[Exercise requirements]: Any picture must be dropped, but each line of the data should be duplicated exactly.

[Records supplied]:

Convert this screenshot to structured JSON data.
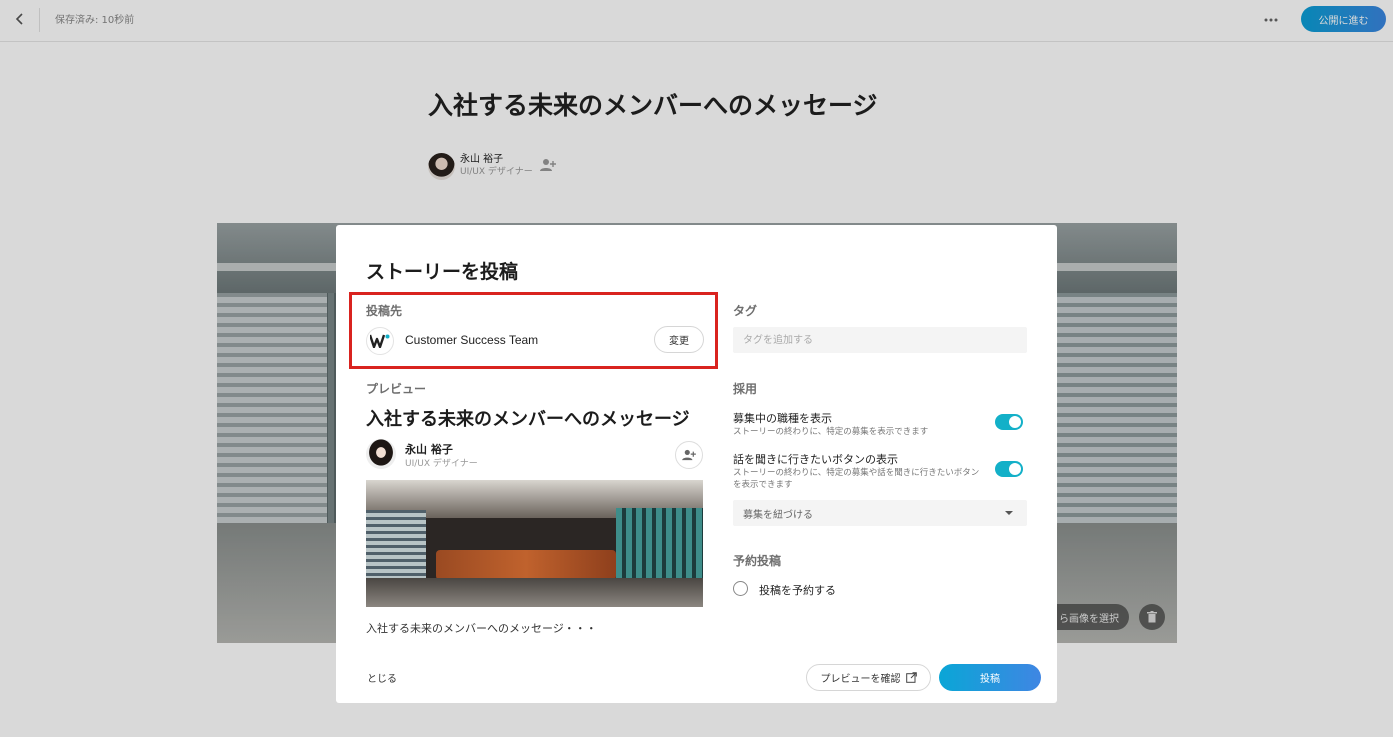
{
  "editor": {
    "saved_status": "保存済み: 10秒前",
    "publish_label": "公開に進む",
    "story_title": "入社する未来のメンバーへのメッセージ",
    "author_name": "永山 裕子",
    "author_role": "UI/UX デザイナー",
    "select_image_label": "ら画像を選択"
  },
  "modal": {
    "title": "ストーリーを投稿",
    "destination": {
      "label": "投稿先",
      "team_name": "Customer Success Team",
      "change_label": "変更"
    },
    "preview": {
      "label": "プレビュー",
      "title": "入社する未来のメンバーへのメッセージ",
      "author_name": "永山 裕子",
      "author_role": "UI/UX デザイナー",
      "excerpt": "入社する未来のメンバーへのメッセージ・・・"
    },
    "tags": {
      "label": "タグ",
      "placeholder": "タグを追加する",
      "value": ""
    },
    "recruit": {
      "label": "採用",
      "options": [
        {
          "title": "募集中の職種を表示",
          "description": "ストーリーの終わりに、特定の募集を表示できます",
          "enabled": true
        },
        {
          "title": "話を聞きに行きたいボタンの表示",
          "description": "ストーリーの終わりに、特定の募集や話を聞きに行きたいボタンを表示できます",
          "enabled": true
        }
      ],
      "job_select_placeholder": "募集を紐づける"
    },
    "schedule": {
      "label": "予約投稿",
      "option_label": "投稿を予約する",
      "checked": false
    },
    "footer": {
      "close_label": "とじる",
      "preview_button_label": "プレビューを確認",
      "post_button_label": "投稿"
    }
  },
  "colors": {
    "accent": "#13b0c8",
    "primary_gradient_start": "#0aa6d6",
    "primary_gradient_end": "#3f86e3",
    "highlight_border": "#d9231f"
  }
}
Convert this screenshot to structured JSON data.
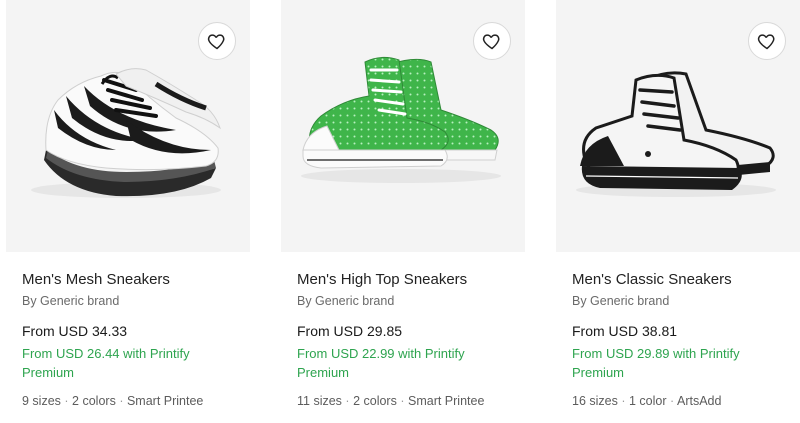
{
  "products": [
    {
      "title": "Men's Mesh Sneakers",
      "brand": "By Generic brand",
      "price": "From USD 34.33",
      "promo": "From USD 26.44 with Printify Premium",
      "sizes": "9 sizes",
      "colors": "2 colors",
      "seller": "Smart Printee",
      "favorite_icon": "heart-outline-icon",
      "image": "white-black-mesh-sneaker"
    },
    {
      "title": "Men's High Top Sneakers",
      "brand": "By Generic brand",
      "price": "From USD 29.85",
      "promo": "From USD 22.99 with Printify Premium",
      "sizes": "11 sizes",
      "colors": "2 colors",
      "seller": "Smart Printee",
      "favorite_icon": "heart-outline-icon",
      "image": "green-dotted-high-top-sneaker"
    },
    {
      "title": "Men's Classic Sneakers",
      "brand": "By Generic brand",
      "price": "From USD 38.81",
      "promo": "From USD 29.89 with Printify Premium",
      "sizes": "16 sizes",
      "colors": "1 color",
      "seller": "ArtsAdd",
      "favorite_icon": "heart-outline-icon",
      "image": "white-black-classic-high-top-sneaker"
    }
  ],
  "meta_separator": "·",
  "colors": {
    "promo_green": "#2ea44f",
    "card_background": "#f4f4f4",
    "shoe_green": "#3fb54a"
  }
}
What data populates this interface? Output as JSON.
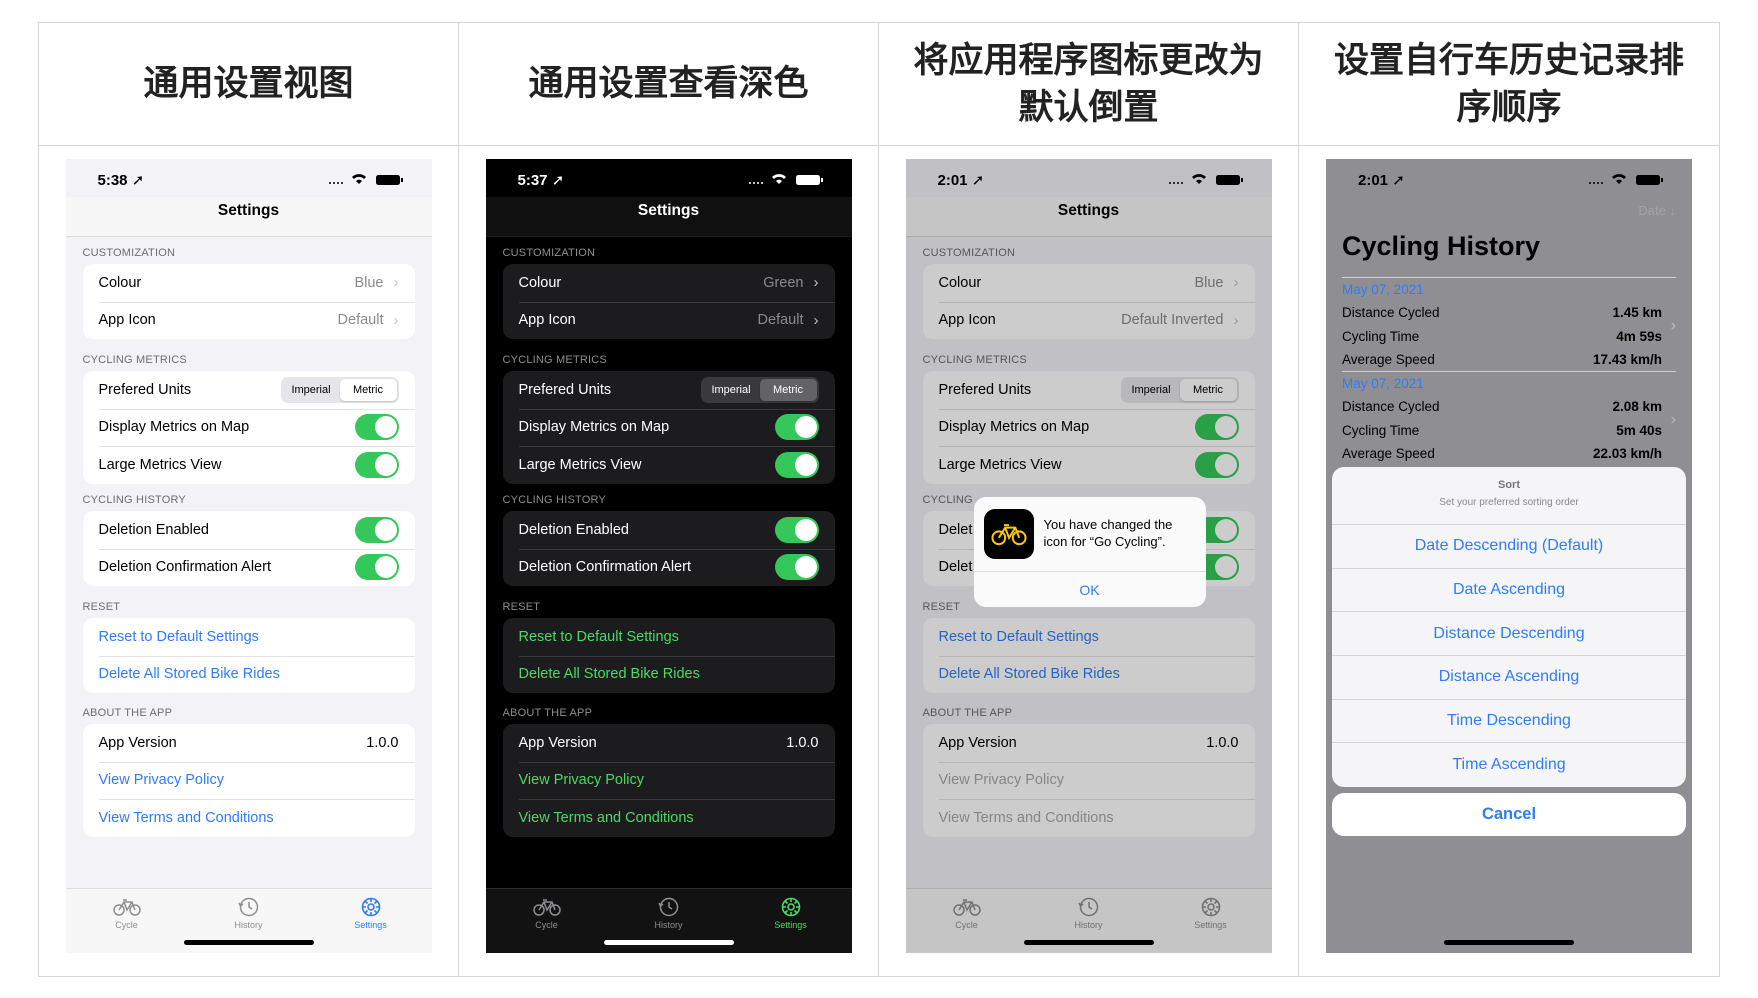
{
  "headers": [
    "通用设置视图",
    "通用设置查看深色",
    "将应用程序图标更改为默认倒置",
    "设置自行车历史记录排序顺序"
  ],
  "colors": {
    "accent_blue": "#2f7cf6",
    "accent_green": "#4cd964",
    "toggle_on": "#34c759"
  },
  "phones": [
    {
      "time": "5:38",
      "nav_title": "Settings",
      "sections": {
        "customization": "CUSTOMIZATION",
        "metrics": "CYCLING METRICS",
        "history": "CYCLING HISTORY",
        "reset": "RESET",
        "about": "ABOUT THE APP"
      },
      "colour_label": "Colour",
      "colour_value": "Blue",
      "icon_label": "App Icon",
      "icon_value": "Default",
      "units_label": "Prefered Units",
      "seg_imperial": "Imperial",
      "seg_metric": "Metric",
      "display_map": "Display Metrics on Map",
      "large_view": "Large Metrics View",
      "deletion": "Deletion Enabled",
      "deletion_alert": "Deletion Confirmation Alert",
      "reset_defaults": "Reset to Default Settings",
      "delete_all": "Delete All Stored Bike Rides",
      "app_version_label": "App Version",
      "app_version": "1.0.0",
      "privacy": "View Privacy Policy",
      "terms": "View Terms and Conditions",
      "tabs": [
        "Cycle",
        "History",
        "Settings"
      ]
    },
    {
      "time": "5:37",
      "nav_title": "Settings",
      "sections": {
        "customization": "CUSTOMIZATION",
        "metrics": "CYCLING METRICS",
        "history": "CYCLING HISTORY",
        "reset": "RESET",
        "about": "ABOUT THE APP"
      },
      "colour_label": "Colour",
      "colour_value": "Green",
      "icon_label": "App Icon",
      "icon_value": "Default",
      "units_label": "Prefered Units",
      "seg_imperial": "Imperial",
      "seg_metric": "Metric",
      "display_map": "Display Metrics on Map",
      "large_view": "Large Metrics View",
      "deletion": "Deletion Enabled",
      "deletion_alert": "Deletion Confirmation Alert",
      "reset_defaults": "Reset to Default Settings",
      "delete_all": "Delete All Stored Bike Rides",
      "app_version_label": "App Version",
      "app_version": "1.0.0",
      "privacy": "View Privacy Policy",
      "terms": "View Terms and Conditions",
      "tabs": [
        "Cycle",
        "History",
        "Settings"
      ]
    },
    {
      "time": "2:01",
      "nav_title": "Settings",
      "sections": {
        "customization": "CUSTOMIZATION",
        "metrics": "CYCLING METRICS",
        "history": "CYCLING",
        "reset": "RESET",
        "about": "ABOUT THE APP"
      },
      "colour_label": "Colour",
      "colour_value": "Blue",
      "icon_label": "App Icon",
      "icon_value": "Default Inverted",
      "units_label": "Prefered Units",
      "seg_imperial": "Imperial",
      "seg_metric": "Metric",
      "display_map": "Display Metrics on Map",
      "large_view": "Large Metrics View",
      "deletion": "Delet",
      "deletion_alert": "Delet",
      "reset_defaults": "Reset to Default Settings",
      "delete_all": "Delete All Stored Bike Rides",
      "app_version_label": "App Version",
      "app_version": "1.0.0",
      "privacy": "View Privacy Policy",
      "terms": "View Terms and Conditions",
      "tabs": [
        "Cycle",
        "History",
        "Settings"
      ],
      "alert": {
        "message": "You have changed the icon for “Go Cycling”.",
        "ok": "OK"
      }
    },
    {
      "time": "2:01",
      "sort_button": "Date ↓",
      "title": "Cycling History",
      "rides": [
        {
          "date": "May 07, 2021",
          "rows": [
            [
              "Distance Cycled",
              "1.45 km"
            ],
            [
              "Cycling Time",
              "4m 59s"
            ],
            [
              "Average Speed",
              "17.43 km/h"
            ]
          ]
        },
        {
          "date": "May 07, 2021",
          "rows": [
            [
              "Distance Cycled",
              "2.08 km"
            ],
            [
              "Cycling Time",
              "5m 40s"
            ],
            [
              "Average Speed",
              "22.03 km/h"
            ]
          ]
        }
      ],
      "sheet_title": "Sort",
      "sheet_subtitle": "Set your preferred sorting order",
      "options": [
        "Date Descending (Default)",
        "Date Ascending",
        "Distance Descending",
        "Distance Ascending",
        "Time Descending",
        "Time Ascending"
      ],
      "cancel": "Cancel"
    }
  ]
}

[Task response]:
Convert this screenshot to structured JSON data.
{
  "editor": {
    "saved_status": "保存済み: 10秒前",
    "publish_label": "公開に進む",
    "story_title": "入社する未来のメンバーへのメッセージ",
    "author_name": "永山 裕子",
    "author_role": "UI/UX デザイナー",
    "select_image_label": "ら画像を選択"
  },
  "modal": {
    "title": "ストーリーを投稿",
    "destination": {
      "label": "投稿先",
      "team_name": "Customer Success Team",
      "change_label": "変更"
    },
    "preview": {
      "label": "プレビュー",
      "title": "入社する未来のメンバーへのメッセージ",
      "author_name": "永山 裕子",
      "author_role": "UI/UX デザイナー",
      "excerpt": "入社する未来のメンバーへのメッセージ・・・"
    },
    "tags": {
      "label": "タグ",
      "placeholder": "タグを追加する",
      "value": ""
    },
    "recruit": {
      "label": "採用",
      "options": [
        {
          "title": "募集中の職種を表示",
          "description": "ストーリーの終わりに、特定の募集を表示できます",
          "enabled": true
        },
        {
          "title": "話を聞きに行きたいボタンの表示",
          "description": "ストーリーの終わりに、特定の募集や話を聞きに行きたいボタンを表示できます",
          "enabled": true
        }
      ],
      "job_select_placeholder": "募集を紐づける"
    },
    "schedule": {
      "label": "予約投稿",
      "option_label": "投稿を予約する",
      "checked": false
    },
    "footer": {
      "close_label": "とじる",
      "preview_button_label": "プレビューを確認",
      "post_button_label": "投稿"
    }
  },
  "colors": {
    "accent": "#13b0c8",
    "primary_gradient_start": "#0aa6d6",
    "primary_gradient_end": "#3f86e3",
    "highlight_border": "#d9231f"
  }
}
Convert this screenshot to structured JSON data.
{
  "products": [
    {
      "title": "Men's Mesh Sneakers",
      "brand": "By Generic brand",
      "price": "From USD 34.33",
      "promo": "From USD 26.44 with Printify Premium",
      "sizes": "9 sizes",
      "colors": "2 colors",
      "seller": "Smart Printee",
      "favorite_icon": "heart-outline-icon",
      "image": "white-black-mesh-sneaker"
    },
    {
      "title": "Men's High Top Sneakers",
      "brand": "By Generic brand",
      "price": "From USD 29.85",
      "promo": "From USD 22.99 with Printify Premium",
      "sizes": "11 sizes",
      "colors": "2 colors",
      "seller": "Smart Printee",
      "favorite_icon": "heart-outline-icon",
      "image": "green-dotted-high-top-sneaker"
    },
    {
      "title": "Men's Classic Sneakers",
      "brand": "By Generic brand",
      "price": "From USD 38.81",
      "promo": "From USD 29.89 with Printify Premium",
      "sizes": "16 sizes",
      "colors": "1 color",
      "seller": "ArtsAdd",
      "favorite_icon": "heart-outline-icon",
      "image": "white-black-classic-high-top-sneaker"
    }
  ],
  "meta_separator": "·",
  "colors": {
    "promo_green": "#2ea44f",
    "card_background": "#f4f4f4",
    "shoe_green": "#3fb54a"
  }
}
What data populates this interface? Output as JSON.
{
  "headers": [
    "通用设置视图",
    "通用设置查看深色",
    "将应用程序图标更改为默认倒置",
    "设置自行车历史记录排序顺序"
  ],
  "colors": {
    "accent_blue": "#2f7cf6",
    "accent_green": "#4cd964",
    "toggle_on": "#34c759"
  },
  "phones": [
    {
      "time": "5:38",
      "nav_title": "Settings",
      "sections": {
        "customization": "CUSTOMIZATION",
        "metrics": "CYCLING METRICS",
        "history": "CYCLING HISTORY",
        "reset": "RESET",
        "about": "ABOUT THE APP"
      },
      "colour_label": "Colour",
      "colour_value": "Blue",
      "icon_label": "App Icon",
      "icon_value": "Default",
      "units_label": "Prefered Units",
      "seg_imperial": "Imperial",
      "seg_metric": "Metric",
      "display_map": "Display Metrics on Map",
      "large_view": "Large Metrics View",
      "deletion": "Deletion Enabled",
      "deletion_alert": "Deletion Confirmation Alert",
      "reset_defaults": "Reset to Default Settings",
      "delete_all": "Delete All Stored Bike Rides",
      "app_version_label": "App Version",
      "app_version": "1.0.0",
      "privacy": "View Privacy Policy",
      "terms": "View Terms and Conditions",
      "tabs": [
        "Cycle",
        "History",
        "Settings"
      ]
    },
    {
      "time": "5:37",
      "nav_title": "Settings",
      "sections": {
        "customization": "CUSTOMIZATION",
        "metrics": "CYCLING METRICS",
        "history": "CYCLING HISTORY",
        "reset": "RESET",
        "about": "ABOUT THE APP"
      },
      "colour_label": "Colour",
      "colour_value": "Green",
      "icon_label": "App Icon",
      "icon_value": "Default",
      "units_label": "Prefered Units",
      "seg_imperial": "Imperial",
      "seg_metric": "Metric",
      "display_map": "Display Metrics on Map",
      "large_view": "Large Metrics View",
      "deletion": "Deletion Enabled",
      "deletion_alert": "Deletion Confirmation Alert",
      "reset_defaults": "Reset to Default Settings",
      "delete_all": "Delete All Stored Bike Rides",
      "app_version_label": "App Version",
      "app_version": "1.0.0",
      "privacy": "View Privacy Policy",
      "terms": "View Terms and Conditions",
      "tabs": [
        "Cycle",
        "History",
        "Settings"
      ]
    },
    {
      "time": "2:01",
      "nav_title": "Settings",
      "sections": {
        "customization": "CUSTOMIZATION",
        "metrics": "CYCLING METRICS",
        "history": "CYCLING",
        "reset": "RESET",
        "about": "ABOUT THE APP"
      },
      "colour_label": "Colour",
      "colour_value": "Blue",
      "icon_label": "App Icon",
      "icon_value": "Default Inverted",
      "units_label": "Prefered Units",
      "seg_imperial": "Imperial",
      "seg_metric": "Metric",
      "display_map": "Display Metrics on Map",
      "large_view": "Large Metrics View",
      "deletion": "Delet",
      "deletion_alert": "Delet",
      "reset_defaults": "Reset to Default Settings",
      "delete_all": "Delete All Stored Bike Rides",
      "app_version_label": "App Version",
      "app_version": "1.0.0",
      "privacy": "View Privacy Policy",
      "terms": "View Terms and Conditions",
      "tabs": [
        "Cycle",
        "History",
        "Settings"
      ],
      "alert": {
        "message": "You have changed the icon for “Go Cycling”.",
        "ok": "OK"
      }
    },
    {
      "time": "2:01",
      "sort_button": "Date ↓",
      "title": "Cycling History",
      "rides": [
        {
          "date": "May 07, 2021",
          "rows": [
            [
              "Distance Cycled",
              "1.45 km"
            ],
            [
              "Cycling Time",
              "4m 59s"
            ],
            [
              "Average Speed",
              "17.43 km/h"
            ]
          ]
        },
        {
          "date": "May 07, 2021",
          "rows": [
            [
              "Distance Cycled",
              "2.08 km"
            ],
            [
              "Cycling Time",
              "5m 40s"
            ],
            [
              "Average Speed",
              "22.03 km/h"
            ]
          ]
        }
      ],
      "sheet_title": "Sort",
      "sheet_subtitle": "Set your preferred sorting order",
      "options": [
        "Date Descending (Default)",
        "Date Ascending",
        "Distance Descending",
        "Distance Ascending",
        "Time Descending",
        "Time Ascending"
      ],
      "cancel": "Cancel"
    }
  ]
}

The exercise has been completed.